‘Notorious’ – Radioactive Love

by Evan Morgan

In Notorious, love is a weapon more corrosive than a heaping pile of uranium ore. And it has a longer half-life. This Nazi spy story slowly reveals the bruised, battered, but still beating heart pumping beneath its surface. As it does, it emerges as the Hitchcock love story par excellence, a bewitched romance wrapped—like Alicia herself—in shimmering black velvet. If Hitchcock’s films are often accused of coldness, Notorious proves a useful corrective. In Hitchcock’s world, love burns.

But it isn’t love that dominates most of the picture. Sex—at its most venal and transactional—is the driving force that moves the film along. Ingrid Bergman’s Alicia drowns her moral agony in equal parts cocktails and coitus, a tonic perfectly suited for the job her government offers. But it’s not the government that shows up at her home; Cary Grant’s smoothly handsome Devlin crashes her party. Alicia and Devlin’s initial encounter encapsulates their relationship in a single image. Devlin—an almost too perfect name—sits silently in the corner of the frame, back to the camera, shrouded entirely in shadow. Alicia’s drunken come-ons appear to do nothing; he remains an unmovable black monolith. But as the partygoers leave or pass out, the world closes in on Dev and Alicia. Hitchcock swooningly swings his camera around from behind Devlin’s head to frame both of them in the shot. It’s a brief gesture, but it hints at Devlin’s depths. He is already falling in love.

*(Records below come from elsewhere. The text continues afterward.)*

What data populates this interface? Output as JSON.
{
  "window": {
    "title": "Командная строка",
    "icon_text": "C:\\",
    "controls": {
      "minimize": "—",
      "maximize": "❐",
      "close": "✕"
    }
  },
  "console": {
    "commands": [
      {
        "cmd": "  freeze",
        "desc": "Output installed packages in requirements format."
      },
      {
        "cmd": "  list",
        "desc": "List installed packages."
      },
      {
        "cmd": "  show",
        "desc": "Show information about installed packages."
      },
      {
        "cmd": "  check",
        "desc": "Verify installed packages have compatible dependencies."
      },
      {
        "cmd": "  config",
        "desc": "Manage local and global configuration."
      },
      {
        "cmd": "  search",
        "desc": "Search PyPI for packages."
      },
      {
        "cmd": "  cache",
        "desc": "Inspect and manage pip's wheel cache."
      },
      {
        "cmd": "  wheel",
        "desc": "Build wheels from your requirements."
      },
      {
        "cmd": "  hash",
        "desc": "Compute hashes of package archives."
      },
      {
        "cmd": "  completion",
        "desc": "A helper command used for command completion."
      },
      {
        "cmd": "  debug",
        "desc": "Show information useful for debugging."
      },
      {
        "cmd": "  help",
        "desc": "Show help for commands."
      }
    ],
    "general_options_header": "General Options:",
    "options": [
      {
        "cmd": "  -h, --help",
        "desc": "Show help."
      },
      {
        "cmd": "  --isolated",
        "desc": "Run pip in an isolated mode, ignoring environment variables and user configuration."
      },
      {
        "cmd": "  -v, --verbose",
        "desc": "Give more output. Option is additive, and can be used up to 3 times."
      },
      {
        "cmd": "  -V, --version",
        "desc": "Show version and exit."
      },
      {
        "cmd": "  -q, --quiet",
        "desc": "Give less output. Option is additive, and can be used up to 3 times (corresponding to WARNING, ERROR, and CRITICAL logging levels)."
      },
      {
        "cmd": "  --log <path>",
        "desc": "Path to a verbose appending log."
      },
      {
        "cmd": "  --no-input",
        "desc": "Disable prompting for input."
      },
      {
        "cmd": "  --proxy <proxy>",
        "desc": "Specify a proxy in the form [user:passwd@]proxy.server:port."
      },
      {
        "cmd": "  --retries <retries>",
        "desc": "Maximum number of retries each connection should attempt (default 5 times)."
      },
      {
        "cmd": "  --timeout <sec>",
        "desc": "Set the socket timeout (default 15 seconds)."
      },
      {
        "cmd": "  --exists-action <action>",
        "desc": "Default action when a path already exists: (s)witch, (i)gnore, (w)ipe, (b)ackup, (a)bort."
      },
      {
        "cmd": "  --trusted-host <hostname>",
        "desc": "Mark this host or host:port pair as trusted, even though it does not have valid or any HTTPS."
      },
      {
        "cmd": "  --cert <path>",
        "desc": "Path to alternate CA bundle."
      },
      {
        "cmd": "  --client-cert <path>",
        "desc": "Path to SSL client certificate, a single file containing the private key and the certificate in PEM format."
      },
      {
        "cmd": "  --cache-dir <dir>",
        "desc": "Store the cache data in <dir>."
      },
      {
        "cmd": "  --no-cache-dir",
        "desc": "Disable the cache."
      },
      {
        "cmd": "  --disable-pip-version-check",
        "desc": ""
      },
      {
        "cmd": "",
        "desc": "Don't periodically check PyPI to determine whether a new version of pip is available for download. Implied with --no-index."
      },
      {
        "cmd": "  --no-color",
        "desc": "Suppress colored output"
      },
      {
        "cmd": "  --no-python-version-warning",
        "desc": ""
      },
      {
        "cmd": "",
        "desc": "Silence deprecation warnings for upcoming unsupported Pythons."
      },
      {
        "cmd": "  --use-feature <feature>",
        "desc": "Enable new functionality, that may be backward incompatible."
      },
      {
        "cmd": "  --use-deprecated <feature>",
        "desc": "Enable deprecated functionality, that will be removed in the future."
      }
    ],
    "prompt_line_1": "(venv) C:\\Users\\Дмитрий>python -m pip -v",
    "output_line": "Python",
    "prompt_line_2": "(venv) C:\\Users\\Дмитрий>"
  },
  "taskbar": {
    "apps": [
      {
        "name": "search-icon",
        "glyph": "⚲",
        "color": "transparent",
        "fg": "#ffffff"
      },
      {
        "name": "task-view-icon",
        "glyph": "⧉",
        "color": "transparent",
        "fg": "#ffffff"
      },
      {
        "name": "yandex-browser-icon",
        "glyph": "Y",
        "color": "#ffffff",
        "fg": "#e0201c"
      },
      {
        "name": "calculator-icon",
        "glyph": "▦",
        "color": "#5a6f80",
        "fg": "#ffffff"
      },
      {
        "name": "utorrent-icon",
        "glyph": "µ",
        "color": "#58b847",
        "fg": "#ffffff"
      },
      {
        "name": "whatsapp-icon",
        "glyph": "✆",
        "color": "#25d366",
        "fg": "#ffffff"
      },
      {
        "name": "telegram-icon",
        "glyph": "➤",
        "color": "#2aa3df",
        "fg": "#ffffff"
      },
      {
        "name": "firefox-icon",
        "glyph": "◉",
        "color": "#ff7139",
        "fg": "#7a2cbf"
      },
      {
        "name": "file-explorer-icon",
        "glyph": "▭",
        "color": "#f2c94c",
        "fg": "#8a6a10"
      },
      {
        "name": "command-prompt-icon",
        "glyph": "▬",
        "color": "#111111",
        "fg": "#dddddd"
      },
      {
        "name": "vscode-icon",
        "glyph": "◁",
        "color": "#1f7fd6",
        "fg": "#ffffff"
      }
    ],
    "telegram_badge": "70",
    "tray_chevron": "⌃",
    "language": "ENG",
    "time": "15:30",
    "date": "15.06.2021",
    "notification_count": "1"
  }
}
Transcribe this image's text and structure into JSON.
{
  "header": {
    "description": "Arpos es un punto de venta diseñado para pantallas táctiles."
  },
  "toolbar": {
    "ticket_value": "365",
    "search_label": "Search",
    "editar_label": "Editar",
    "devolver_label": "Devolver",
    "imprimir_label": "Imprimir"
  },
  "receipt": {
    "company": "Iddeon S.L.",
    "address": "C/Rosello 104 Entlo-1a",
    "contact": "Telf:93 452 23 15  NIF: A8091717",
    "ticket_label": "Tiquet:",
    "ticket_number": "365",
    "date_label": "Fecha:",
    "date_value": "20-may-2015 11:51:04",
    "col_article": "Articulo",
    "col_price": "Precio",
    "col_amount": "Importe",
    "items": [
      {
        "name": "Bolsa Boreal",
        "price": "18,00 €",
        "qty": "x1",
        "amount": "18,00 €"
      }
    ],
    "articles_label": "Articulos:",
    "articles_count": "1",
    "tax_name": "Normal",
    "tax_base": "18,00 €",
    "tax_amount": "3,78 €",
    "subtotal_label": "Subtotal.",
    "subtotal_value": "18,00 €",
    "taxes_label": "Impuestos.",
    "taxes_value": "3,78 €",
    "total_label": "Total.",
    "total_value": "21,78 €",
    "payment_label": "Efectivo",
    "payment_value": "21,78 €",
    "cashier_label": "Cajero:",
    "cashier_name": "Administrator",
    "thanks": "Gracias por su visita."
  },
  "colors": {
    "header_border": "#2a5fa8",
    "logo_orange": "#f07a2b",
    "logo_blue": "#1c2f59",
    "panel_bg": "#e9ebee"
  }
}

Cary Grant and Ingrid Bergman

But Devlin has a job to do. Even Alicia’s tender embrace cannot break down his stoic resistance. Much has been made about the famous kissing scene, and Hitchcock’s clever circumvention of the censors. And yes, there is a playfulness to its kiss-dialogue-kiss structure. But that structure also has a thematic purpose. The scene, as Robin Wood notes, poses a “desperate sensuality, [which] betrays the underlying instability” of their relationship. Devlin continually pulls away from her; it is he who won’t utter the word love. He won’t—or can’t—give her the love they both want. And when duty calls, he runs to his boss and gives her up begrudgingly. Grant plays this scene out subtly, seething at his superiors beneath a cool surface. He leaves the room to sell Alicia’s body, but the brief shot of Devlin’s forgotten champagne bottle breaks your heart. It’s the cinema’s most succinct image of love abandoned.

No coincidence, then, that wine bottles come up again. Sebastian’s house is overrun with them—an image that becomes more profoundly sad when connected to Dev’s forgotten bottle. Years of heartbreak cellared away en masse. But these bottles aren’t filled with heartbreak, they’re stuffed with radioactive bomb material; it’s as disturbing an image of obsessed, curdled love as anything in Hitchcock’s filmography.

When Devlin returns to rescue Alicia from Sebastian’s jealous poisoning, finally revealing his love to her, she emerges like Sleeping Beauty from her slumber. Prince Charming has returned to claim his bride. But this is no fairytale ending. There is real pain in Sebastian’s loss. He has shown Alicia deep kindness and gained nothing in return. In love and in Hitchcock, obsession is a one-way street.

More than any other film—with the possible exception of VertigoNotorious most potently distills Hitchcock’s singular vision of love. But whereas Vertigo posits love as an ever-ascending staircase of obsession, Notorious inverses that image: love brings us back down to earth, away from notoriousness and Nazis, and envelops us in the warm pleasure of a lover finally returning our embrace. But Notorious’s final shot leaves Sebastian out in the cold. As he walks back up his own staircase towards certain death, we realize which weapon has truly killed him. Love burns, indeed.

Copyright © 2013 Evan Morgan